A: PFIs will need to perform due diligence checks to identify financial accounts held by US persons. Thereafter, the PFIs will need to transmit information on such accounts to the BIR, which will in turn transmit the information to the IRS.
Q: Why is the Philippines entering into a FATCA Intergovernmental Agreement with the US?
A: Following various representations made by the industry associations of financial institutions where they advocate adoption by the Philippines of a Model 1 IGA with the US, the Philippines agreed to enter into a FATCA IGA with the US to help Philippine Fls (PFIs) manage their FATCA compliance burden. Without the IGA, individual Fls outside the US will have to enter into individual FFI agreements with the US to avoid FATCA-related withholding tax. With the IGA, PFIs will benefit from simplified compliance procedures with regard to identifying and reporting on financial accounts held by US persons. Moreover, since the IGA is reciprocal between the US and the Philippines, the Bureau of Internal Revenue will also receive from the US information on financial accounts of Philippine residents in the US.
Q: What is a FATCA Model 1 IGA, a FATCA Model 2 IGA?

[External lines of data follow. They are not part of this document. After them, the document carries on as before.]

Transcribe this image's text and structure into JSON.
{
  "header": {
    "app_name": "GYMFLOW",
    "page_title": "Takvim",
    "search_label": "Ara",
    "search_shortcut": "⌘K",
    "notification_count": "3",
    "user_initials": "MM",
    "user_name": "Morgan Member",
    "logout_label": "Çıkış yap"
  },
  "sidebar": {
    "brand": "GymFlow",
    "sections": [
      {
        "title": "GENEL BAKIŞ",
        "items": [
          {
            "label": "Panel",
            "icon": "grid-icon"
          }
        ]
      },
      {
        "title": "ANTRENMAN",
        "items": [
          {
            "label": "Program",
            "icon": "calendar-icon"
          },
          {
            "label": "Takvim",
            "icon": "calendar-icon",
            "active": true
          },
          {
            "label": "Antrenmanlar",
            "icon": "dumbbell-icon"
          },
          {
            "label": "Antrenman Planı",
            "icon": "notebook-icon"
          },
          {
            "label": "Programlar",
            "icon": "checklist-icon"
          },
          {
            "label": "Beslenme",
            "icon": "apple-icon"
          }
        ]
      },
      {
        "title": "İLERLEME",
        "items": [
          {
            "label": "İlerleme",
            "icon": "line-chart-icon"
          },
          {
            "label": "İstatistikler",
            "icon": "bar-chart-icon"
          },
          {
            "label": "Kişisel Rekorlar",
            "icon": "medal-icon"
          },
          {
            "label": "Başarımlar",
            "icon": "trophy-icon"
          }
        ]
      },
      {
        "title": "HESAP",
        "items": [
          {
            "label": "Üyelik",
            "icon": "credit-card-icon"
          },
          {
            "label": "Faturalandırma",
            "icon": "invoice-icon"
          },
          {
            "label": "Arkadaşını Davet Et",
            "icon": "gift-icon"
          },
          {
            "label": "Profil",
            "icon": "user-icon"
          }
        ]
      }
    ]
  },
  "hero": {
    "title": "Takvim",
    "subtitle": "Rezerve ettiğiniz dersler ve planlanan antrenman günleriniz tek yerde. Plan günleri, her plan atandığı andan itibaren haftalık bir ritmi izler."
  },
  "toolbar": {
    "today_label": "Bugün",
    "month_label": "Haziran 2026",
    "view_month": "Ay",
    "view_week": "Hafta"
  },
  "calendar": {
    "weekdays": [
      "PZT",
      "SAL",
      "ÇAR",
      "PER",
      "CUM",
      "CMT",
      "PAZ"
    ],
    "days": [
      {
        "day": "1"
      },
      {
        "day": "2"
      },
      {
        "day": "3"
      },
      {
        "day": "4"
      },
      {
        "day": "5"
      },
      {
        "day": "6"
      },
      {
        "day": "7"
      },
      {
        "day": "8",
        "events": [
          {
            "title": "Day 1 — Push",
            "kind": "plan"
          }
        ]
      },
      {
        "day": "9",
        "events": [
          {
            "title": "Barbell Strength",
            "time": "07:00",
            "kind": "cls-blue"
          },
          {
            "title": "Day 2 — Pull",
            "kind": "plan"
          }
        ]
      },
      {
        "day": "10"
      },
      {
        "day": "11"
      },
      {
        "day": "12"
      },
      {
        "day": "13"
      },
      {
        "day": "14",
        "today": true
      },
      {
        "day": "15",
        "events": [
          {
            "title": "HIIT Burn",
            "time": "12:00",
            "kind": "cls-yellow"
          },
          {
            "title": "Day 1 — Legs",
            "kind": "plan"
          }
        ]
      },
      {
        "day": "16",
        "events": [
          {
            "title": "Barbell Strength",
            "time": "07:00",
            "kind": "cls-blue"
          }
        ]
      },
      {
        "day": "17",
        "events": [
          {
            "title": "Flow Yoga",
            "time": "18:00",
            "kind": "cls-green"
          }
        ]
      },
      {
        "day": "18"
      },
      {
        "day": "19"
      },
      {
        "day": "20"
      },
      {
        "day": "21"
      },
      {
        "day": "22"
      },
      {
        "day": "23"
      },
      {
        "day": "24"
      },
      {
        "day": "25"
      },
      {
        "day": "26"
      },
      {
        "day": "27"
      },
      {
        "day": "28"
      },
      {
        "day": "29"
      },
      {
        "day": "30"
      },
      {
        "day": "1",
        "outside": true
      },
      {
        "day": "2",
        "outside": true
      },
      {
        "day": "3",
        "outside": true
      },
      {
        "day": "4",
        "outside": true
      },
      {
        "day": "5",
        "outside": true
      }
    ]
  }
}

A: The US has developed two Model IGAs to simplify and overcome legal issues relating to the implementation of FATCA. Model 1 establishes a framework for Fls outside the US to report account information of US persons to the relevant domestic authority (BIR in the Philippines’s case) which in turn provides the information to the IRS. Model 2 establishes a framework for FIs outside the US to directly report account information of US persons to the IRS, which is supplemented by information exchange upon request between the IRS and its relevant government counterpart.
Q: Does a business need to register with the IRS for FATCA?
A: All PFIs must register with the IRS, unless they are exempt. Annex II to the IGA lists the Non-Reporting PFIs that are treated as Exempt Beneficial Owners or Deemed Compliant FFIs. Until the IGA is signed, the entities listed in the 30 November 2014 IGA Model 1 template are the entities considered as Exempt Beneficial Owners or Deemed Compliant FFIs.
Q: Who is considered as a US person?
A: For the purposes of FATCA, “US person” means: (a) a citizen or lawful permanent resident (including US green card holder) of the US; or (b) a partnership or corporation organized in the US or under the laws of the US or any State thereof, or a trust if: (i) a court in the US would have authority under the applicable law to render orders or judgments concerning substantially all issues regarding the administration of the trust; and (ii) one or more US persons have the authority to control all substantial decisions of the trust, or an estate of a decedent that is a citizen or resident of the US.